Your job is to return every line in the data holding the string "already".

****************************************

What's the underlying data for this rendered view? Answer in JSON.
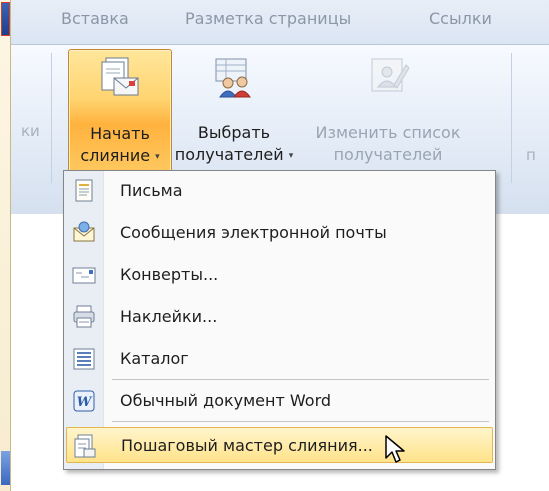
{
  "tabs": [
    {
      "label": "Вставка"
    },
    {
      "label": "Разметка страницы"
    },
    {
      "label": "Ссылки"
    }
  ],
  "ribbon": {
    "left_partial": "ки",
    "right_partial": "п",
    "buttons": [
      {
        "line1": "Начать",
        "line2": "слияние",
        "dropdown": "▾",
        "state": "active",
        "icon": "mail-merge-start-icon"
      },
      {
        "line1": "Выбрать",
        "line2": "получателей",
        "dropdown": "▾",
        "state": "normal",
        "icon": "select-recipients-icon"
      },
      {
        "line1": "Изменить список",
        "line2": "получателей",
        "dropdown": "",
        "state": "disabled",
        "icon": "edit-recipient-list-icon"
      }
    ]
  },
  "menu": {
    "items": [
      {
        "label": "Письма",
        "icon": "letter-icon"
      },
      {
        "label": "Сообщения электронной почты",
        "icon": "email-message-icon"
      },
      {
        "label": "Конверты...",
        "icon": "envelope-icon"
      },
      {
        "label": "Наклейки...",
        "icon": "labels-icon"
      },
      {
        "label": "Каталог",
        "icon": "directory-icon"
      },
      {
        "label": "Обычный документ Word",
        "icon": "word-document-icon"
      },
      {
        "label": "Пошаговый мастер слияния...",
        "icon": "mail-merge-wizard-icon",
        "highlighted": true
      }
    ]
  },
  "colors": {
    "active_button": "#ffc960",
    "menu_highlight": "#ffe38a",
    "ribbon_bg": "#e4ecf7"
  }
}
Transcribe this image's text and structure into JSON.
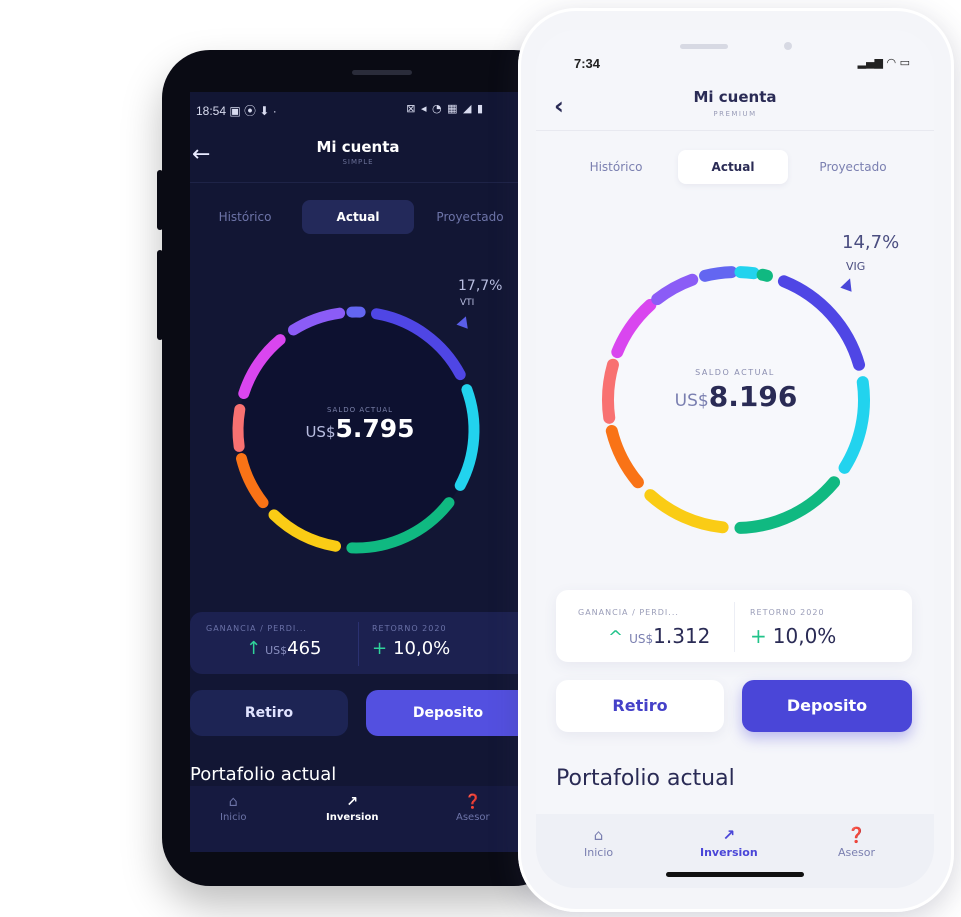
{
  "dark_phone": {
    "status": {
      "time": "18:54",
      "left_icons": "▣ ⦿ ⬇ ·",
      "right_icons": "⊠ ◂ ◔ ▦ ◢ ▮"
    },
    "header": {
      "title": "Mi cuenta",
      "subtitle": "SIMPLE"
    },
    "tabs": [
      {
        "label": "Histórico",
        "active": false
      },
      {
        "label": "Actual",
        "active": true
      },
      {
        "label": "Proyectado",
        "active": false
      }
    ],
    "donut": {
      "highlight_pct": "17,7%",
      "highlight_label": "VTI",
      "balance_label": "SALDO ACTUAL",
      "balance_currency": "US$",
      "balance_value": "5.795"
    },
    "stats": {
      "gain_label": "GANANCIA / PERDI...",
      "gain_currency": "US$",
      "gain_value": "465",
      "return_label": "RETORNO 2020",
      "return_value": "10,0%"
    },
    "buttons": {
      "retiro": "Retiro",
      "deposito": "Deposito"
    },
    "portfolio_title": "Portafolio actual",
    "nav": [
      {
        "label": "Inicio",
        "icon": "home-icon",
        "active": false
      },
      {
        "label": "Inversion",
        "icon": "trend-icon",
        "active": true
      },
      {
        "label": "Asesor",
        "icon": "help-icon",
        "active": false
      }
    ]
  },
  "light_phone": {
    "status": {
      "time": "7:34",
      "right_icons": "▂▄▆ ◠ ▭"
    },
    "header": {
      "title": "Mi cuenta",
      "subtitle": "PREMIUM"
    },
    "tabs": [
      {
        "label": "Histórico",
        "active": false
      },
      {
        "label": "Actual",
        "active": true
      },
      {
        "label": "Proyectado",
        "active": false
      }
    ],
    "donut": {
      "highlight_pct": "14,7%",
      "highlight_label": "VIG",
      "balance_label": "SALDO ACTUAL",
      "balance_currency": "US$",
      "balance_value": "8.196"
    },
    "stats": {
      "gain_label": "GANANCIA / PERDI...",
      "gain_currency": "US$",
      "gain_value": "1.312",
      "return_label": "RETORNO 2020",
      "return_value": "10,0%"
    },
    "buttons": {
      "retiro": "Retiro",
      "deposito": "Deposito"
    },
    "portfolio_title": "Portafolio actual",
    "nav": [
      {
        "label": "Inicio",
        "icon": "home-icon",
        "active": false
      },
      {
        "label": "Inversion",
        "icon": "trend-icon",
        "active": true
      },
      {
        "label": "Asesor",
        "icon": "help-icon",
        "active": false
      }
    ]
  },
  "donut_segment_colors": [
    "#4f46e5",
    "#22d3ee",
    "#10b981",
    "#facc15",
    "#f97316",
    "#f87171",
    "#d946ef",
    "#8b5cf6",
    "#6366f1"
  ]
}
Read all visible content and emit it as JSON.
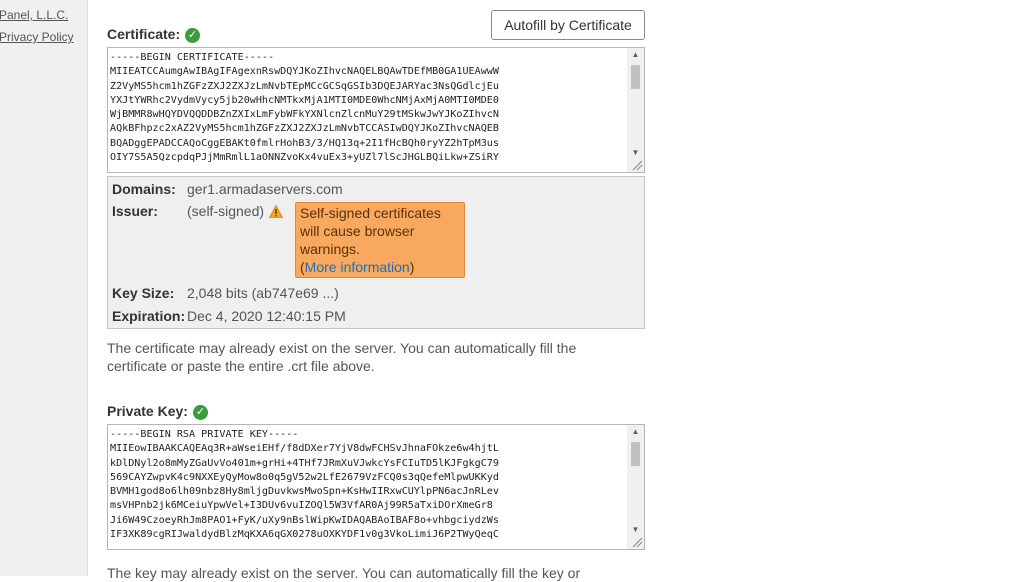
{
  "sidebar": {
    "link_1": "Panel, L.L.C.",
    "link_2": "Privacy Policy"
  },
  "certificate": {
    "label": "Certificate:",
    "autofill_label": "Autofill by Certificate",
    "text": "-----BEGIN CERTIFICATE-----\nMIIEATCCAumgAwIBAgIFAgexnRswDQYJKoZIhvcNAQELBQAwTDEfMB0GA1UEAwwW\nZ2VyMS5hcm1hZGFzZXJ2ZXJzLmNvbTEpMCcGCSqGSIb3DQEJARYac3NsQGdlcjEu\nYXJtYWRhc2VydmVycy5jb20wHhcNMTkxMjA1MTI0MDE0WhcNMjAxMjA0MTI0MDE0\nWjBMMR8wHQYDVQQDDBZnZXIxLmFybWFkYXNlcnZlcnMuY29tMSkwJwYJKoZIhvcN\nAQkBFhpzc2xAZ2VyMS5hcm1hZGFzZXJ2ZXJzLmNvbTCCASIwDQYJKoZIhvcNAQEB\nBQADggEPADCCAQoCggEBAKt0fmlrHohB3/3/HQ13q+2I1fHcBQh0ryYZ2hTpM3us\nOIY7S5A5QzcpdqPJjMmRmlL1aONNZvoKx4vuEx3+yUZl7lScJHGLBQiLkw+ZSiRY",
    "domains_label": "Domains:",
    "domains_value": "ger1.armadaservers.com",
    "issuer_label": "Issuer:",
    "issuer_value": "(self-signed)",
    "warning_text": "Self-signed certificates will cause browser warnings.",
    "more_info_open": "(",
    "more_info_link": "More information",
    "more_info_close": ")",
    "keysize_label": "Key Size:",
    "keysize_value": "2,048 bits (ab747e69 ...)",
    "expiration_label": "Expiration:",
    "expiration_value": "Dec 4, 2020 12:40:15 PM",
    "help": "The certificate may already exist on the server. You can automatically fill the certificate or paste the entire .crt file above."
  },
  "private_key": {
    "label": "Private Key:",
    "text": "-----BEGIN RSA PRIVATE KEY-----\nMIIEowIBAAKCAQEAq3R+aWseiEHf/f8dDXer7YjV8dwFCHSvJhnaFOkze6w4hjtL\nkDlDNyl2o8mMyZGaUvVo401m+grHi+4THf7JRmXuVJwkcYsFCIuTD5lKJFgkgC79\n569CAYZwpvK4c9NXXEyQyMow8o0q5gV52w2LfE2679VzFCQ0s3qQefeMlpwUKKyd\nBVMH1god8o6lh09nbz8Hy8mljgDuvkwsMwoSpn+KsHwIIRxwCUYlpPN6acJnRLev\nmsVHPnb2jk6MCeiuYpwVel+I3DUv6vuIZOQl5W3VfAR0Aj99R5aTxiDOrXmeGr8\nJi6W49CzoeyRhJm8PAO1+FyK/uXy9nBslWipKwIDAQABAoIBAF8o+vhbgciydzWs\nIF3XK89cgRIJwaldydBlzMqKXA6qGX0278uOXKYDF1v0g3VkoLimiJ6P2TWyQeqC",
    "help": "The key may already exist on the server. You can automatically fill the key or"
  },
  "colors": {
    "success_green": "#3c9b3c",
    "warning_orange": "#f9a860",
    "link_blue": "#1d70b8"
  }
}
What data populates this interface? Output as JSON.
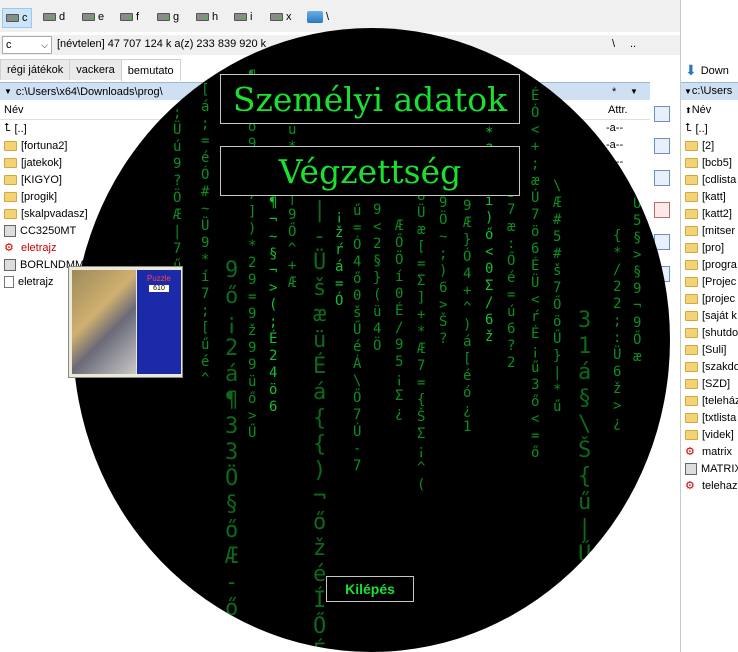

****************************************

### Answer box
    "help": "The certificate may already exist on the server. You can automatically fill the certificate or paste the entire .crt file above."
    "help": "The key may already exist on the server. You can automatically fill the key or"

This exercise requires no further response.